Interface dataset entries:

• • • • • • •

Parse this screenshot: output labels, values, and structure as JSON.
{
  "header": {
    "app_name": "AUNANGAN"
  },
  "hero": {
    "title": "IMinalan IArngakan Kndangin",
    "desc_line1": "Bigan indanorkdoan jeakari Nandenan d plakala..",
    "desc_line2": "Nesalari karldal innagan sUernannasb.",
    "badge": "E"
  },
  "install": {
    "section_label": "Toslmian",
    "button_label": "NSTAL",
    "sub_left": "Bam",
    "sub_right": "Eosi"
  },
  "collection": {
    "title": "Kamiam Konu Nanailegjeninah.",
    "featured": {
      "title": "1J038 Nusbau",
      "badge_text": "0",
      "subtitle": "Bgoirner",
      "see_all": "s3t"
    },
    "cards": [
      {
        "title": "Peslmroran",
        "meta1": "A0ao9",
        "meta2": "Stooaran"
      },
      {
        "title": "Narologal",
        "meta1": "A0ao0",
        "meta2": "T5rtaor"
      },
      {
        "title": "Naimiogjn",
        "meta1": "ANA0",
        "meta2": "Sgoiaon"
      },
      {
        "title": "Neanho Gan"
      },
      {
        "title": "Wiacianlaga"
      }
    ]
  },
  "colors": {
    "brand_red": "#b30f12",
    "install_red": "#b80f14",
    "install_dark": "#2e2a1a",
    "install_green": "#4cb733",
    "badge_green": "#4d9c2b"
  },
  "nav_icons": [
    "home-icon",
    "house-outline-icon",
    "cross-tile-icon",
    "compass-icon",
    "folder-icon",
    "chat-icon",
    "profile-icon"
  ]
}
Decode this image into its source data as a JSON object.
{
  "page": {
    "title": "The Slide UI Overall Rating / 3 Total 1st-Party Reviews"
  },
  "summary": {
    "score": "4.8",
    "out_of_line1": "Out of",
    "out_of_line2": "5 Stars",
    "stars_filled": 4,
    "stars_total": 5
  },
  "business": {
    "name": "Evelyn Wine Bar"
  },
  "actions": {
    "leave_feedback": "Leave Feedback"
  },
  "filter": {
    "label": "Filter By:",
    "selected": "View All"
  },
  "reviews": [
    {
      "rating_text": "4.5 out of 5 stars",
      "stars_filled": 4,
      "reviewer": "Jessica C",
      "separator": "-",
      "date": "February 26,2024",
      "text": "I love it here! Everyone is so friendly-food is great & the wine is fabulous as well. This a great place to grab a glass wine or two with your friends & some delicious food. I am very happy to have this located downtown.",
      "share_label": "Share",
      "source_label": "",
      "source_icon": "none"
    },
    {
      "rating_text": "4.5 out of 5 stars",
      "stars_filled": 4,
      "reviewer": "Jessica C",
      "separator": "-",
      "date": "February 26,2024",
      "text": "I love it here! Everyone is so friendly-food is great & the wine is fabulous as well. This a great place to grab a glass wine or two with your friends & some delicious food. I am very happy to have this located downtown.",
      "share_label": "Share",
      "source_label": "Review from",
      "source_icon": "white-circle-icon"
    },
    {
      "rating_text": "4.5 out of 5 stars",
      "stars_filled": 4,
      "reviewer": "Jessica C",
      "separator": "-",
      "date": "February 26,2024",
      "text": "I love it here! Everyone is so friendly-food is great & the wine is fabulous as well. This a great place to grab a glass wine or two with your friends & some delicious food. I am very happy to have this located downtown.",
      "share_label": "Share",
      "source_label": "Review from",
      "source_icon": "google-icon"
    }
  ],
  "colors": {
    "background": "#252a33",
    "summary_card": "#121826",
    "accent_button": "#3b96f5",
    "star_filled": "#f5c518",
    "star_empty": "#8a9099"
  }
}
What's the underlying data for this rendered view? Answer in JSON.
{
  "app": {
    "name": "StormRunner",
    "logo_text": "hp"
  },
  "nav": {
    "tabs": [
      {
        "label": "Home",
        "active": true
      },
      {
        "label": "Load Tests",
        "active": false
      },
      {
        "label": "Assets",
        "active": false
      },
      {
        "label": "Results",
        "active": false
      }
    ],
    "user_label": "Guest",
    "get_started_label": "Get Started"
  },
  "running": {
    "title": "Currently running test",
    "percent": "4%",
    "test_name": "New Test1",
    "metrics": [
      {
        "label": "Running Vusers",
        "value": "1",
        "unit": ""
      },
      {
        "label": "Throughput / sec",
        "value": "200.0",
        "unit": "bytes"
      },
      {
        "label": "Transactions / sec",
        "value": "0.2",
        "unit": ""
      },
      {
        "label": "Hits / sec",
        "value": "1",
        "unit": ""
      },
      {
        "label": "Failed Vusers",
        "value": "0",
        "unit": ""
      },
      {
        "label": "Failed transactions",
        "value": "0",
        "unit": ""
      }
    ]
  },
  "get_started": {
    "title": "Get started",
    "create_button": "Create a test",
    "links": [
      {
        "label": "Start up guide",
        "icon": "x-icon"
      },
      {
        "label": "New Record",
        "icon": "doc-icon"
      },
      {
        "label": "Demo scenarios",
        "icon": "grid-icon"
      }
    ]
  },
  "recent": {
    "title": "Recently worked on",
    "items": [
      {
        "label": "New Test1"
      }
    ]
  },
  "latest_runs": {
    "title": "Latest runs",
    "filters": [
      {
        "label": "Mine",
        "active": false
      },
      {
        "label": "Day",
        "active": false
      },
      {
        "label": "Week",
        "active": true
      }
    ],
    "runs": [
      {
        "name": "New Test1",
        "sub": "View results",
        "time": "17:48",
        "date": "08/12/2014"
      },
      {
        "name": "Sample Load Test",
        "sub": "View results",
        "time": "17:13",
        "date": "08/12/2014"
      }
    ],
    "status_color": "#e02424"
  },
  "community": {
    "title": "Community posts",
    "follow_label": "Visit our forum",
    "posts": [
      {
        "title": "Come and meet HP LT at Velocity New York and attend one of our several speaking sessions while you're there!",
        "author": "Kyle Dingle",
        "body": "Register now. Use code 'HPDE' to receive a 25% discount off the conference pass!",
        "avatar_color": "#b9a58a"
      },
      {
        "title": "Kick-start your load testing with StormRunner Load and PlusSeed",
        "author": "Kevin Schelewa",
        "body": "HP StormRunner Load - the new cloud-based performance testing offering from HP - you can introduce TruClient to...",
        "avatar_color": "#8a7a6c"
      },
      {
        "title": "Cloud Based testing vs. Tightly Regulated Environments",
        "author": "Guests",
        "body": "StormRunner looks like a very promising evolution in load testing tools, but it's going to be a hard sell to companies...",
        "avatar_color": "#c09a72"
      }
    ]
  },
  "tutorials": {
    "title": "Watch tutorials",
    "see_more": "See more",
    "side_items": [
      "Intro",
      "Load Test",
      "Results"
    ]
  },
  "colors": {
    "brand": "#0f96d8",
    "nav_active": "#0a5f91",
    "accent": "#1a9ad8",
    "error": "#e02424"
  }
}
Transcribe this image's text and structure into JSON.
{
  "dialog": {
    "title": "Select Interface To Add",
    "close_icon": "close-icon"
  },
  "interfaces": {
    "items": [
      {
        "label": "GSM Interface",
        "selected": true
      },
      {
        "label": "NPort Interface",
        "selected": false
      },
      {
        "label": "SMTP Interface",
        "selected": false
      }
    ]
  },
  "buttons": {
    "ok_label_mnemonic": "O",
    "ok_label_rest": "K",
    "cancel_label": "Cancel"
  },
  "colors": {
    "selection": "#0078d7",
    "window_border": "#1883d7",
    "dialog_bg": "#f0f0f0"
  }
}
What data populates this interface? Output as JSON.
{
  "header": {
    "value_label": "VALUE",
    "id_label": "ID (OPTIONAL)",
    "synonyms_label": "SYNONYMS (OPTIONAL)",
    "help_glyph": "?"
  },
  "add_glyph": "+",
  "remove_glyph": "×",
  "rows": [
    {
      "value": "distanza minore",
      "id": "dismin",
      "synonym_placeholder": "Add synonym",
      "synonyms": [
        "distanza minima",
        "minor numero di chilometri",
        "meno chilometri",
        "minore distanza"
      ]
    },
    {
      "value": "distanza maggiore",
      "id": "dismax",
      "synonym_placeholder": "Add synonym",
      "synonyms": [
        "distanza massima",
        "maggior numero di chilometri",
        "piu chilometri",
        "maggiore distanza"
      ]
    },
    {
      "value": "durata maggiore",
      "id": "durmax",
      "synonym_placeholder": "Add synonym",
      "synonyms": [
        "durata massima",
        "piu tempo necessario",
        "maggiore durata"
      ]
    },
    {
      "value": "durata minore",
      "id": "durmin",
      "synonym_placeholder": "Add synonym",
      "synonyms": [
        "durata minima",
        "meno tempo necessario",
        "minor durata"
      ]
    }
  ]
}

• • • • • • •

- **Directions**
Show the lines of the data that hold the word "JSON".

- **Expected output**
Parse this screenshot: output labels, values, and structure as JSON.
Decode this image into its source data as a JSON object.
What's the underlying data for this rendered view? Answer in JSON.
Transcribe this image's text and structure into JSON.
What data populates this interface? Output as JSON.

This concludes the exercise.